At present, when younger and older members of the Pagu tribe chat with one another, they more frequently use the North Moluccan dialect of Indonesian than Pagu. "There are even Pagu children who can no longer speak Pagu," declared Afrida.
"Nowadays, Pagu is used by the older generation, who are in their 70s or 80s now," remarked Afrida; or when there is a wedding procession, an adat ritual or some secret communication needs to be made. "It is indeed on those occasions that the Pagu language must be used," continued Afrida,
However, as the young people can no longer speak Pagu, it is only the older people who are over 80 who can use the language to recite those rituals.
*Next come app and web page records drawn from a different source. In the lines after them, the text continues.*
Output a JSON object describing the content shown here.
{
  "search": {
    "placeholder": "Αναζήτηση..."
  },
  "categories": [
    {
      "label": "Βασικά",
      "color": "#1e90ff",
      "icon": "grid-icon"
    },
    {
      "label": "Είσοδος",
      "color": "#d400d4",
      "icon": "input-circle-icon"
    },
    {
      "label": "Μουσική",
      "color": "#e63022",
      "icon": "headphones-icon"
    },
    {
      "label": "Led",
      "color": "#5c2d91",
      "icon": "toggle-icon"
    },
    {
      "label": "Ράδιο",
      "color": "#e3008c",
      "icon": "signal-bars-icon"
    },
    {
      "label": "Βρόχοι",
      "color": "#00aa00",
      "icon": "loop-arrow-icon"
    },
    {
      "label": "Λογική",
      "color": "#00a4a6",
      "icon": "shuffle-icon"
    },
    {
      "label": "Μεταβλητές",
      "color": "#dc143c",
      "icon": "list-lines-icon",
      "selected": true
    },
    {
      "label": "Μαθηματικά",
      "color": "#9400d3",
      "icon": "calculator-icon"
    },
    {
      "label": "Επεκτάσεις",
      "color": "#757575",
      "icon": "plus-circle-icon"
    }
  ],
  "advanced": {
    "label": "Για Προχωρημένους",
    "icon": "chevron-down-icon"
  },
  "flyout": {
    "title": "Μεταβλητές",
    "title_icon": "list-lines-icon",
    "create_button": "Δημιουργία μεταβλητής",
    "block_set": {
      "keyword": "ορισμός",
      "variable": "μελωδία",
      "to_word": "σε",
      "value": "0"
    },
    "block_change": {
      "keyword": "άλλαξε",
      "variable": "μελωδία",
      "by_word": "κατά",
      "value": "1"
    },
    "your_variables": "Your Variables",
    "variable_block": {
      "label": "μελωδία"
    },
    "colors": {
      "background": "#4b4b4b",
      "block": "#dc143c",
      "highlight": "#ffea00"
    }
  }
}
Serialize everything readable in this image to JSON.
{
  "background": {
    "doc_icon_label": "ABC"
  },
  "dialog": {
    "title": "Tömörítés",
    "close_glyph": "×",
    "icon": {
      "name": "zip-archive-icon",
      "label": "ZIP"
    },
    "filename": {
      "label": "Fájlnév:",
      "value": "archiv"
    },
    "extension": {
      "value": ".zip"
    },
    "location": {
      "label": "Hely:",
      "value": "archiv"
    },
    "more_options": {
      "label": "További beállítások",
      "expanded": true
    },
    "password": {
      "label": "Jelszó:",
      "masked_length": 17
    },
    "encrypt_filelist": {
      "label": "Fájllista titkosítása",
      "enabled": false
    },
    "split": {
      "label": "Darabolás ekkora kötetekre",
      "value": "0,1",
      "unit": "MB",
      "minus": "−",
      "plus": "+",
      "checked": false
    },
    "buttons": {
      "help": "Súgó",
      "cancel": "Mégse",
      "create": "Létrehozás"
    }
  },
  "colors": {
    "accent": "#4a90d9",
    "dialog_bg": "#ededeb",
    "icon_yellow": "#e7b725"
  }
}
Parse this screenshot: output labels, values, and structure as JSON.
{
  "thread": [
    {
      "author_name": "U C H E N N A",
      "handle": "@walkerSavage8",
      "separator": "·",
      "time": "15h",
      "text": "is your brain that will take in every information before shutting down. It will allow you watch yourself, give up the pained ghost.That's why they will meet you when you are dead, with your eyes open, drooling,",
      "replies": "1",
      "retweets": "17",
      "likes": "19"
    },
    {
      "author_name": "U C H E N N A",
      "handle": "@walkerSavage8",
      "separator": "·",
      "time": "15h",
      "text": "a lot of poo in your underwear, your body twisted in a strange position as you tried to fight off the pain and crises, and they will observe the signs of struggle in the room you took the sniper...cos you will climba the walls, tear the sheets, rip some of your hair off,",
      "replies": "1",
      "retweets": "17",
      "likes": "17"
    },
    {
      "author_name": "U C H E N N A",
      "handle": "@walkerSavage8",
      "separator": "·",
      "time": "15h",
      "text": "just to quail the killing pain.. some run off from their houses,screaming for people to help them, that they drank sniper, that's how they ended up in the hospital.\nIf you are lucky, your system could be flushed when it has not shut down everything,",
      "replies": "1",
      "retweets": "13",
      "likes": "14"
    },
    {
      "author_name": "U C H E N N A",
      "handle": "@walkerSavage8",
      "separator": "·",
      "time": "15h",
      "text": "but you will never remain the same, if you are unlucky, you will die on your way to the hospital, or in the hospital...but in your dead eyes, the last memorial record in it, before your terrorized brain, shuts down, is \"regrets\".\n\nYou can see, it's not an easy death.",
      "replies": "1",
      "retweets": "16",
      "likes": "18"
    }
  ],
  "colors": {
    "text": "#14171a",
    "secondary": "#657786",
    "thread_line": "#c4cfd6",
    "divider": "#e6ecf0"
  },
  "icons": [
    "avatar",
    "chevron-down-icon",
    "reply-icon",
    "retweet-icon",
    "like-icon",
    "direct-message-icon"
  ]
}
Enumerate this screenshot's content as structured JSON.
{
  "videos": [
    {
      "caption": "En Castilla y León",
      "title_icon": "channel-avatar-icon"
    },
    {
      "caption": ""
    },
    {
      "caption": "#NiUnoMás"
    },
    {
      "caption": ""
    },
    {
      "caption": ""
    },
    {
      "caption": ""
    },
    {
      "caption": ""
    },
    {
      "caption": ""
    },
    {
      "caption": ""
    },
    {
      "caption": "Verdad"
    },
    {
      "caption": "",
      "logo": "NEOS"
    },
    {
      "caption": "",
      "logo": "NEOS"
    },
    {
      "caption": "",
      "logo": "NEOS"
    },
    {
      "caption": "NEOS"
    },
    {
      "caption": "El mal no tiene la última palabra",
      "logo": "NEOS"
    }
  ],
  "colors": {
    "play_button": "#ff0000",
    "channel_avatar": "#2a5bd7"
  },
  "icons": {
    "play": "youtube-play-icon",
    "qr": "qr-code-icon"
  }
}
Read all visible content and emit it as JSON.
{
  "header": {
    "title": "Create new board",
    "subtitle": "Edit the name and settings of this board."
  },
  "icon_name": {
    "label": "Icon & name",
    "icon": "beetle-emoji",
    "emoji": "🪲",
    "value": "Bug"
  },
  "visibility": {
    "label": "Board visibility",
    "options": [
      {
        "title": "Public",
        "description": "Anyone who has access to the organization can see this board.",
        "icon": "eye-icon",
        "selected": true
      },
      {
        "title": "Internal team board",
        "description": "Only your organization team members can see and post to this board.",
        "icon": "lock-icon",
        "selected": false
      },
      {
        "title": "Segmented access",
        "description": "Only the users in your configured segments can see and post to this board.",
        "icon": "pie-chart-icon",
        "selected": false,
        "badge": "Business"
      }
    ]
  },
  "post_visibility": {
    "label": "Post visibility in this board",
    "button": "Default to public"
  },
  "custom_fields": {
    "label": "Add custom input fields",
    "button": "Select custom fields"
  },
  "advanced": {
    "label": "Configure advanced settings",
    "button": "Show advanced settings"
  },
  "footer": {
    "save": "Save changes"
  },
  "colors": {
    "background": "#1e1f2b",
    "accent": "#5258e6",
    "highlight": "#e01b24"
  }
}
This can at times cause difficulties. "Such as during a wedding procession, when there are no old people to speak in Pagu," he admitted.
Fortunately the rituals in Pago have been written down. "It's like a small prayer book, which can simply be read aloud," said Afrida.
Such a book would perhaps also be an intelligent solution for Habolat. "There is only Karim and about three other families left from the Beleil tribe and from amongst them, only Karim can still speak Beliel," commented Patji. For in Beleil rituals, which are attended by nine other tribes in Habolat, the Beleil language may not be replaced by any other language. The mantras may also only be read by members of the Beleil tribe.
The tribe has at least two very important rituals. At the end of each year there is an important ceremony of offerings, similar to a thanksgiving, for the safety and good fortune which the inhabitants of Habolat have experienced in the year. Then there is another ceremony at the start of each planting season. "Later, when Pak Karim dies, this ritual will come to an end," said Patji.
In fact, Karim's replacement has already been chosen. His name is Rashid and he is 35 years old, but this nephew of Karim's is already a cosmopolitan who flies off to Batam and Medan rather than stay at Habolat, but at least there is still some hope left. "I've asked him whether he still intends to go and stay in other places. He told me that he is still thinking about it," confided Patji.
So a book of mantras could be a solution for Rashid, who cannot speak the language of the Beleil tribe. Perhaps Rashid will not be able to understand the mantras as well as Karim does. This has also occurred amongst the Pagu tribe. "Many do not understand the meaning of the prayers. They only read them out loud," said Afrida. Fortunately, God is all knowing and all understanding.
Yosep Suprayogi, Iqbal Muhtarom, Mochtar Touwe (in the Moluccas), Budhy Nurgianto (in the north Moluccas), Yohanes Seo (East Nusa Tenggara)
This Nation of Tongues
The Five Languages with the Smallest Number of Speakers:
- Javanese 75.6 million Speakers
- Sundanese 27 million Speakers
- Madurese 13.7 million Speakers
- Minangkabau 6.5 million Speakers
- Batak 6.2 million Speakers
The Five Languages with the Smallest Number of Speakers:
- Beilel 1 Speakers
- Mapia (Papua) 1 Speakers
- Hukumina (maluku) 1 Speakers
- Tandia (Papua) 2 Speakers
- Kayeli (maluku) 3 Speakers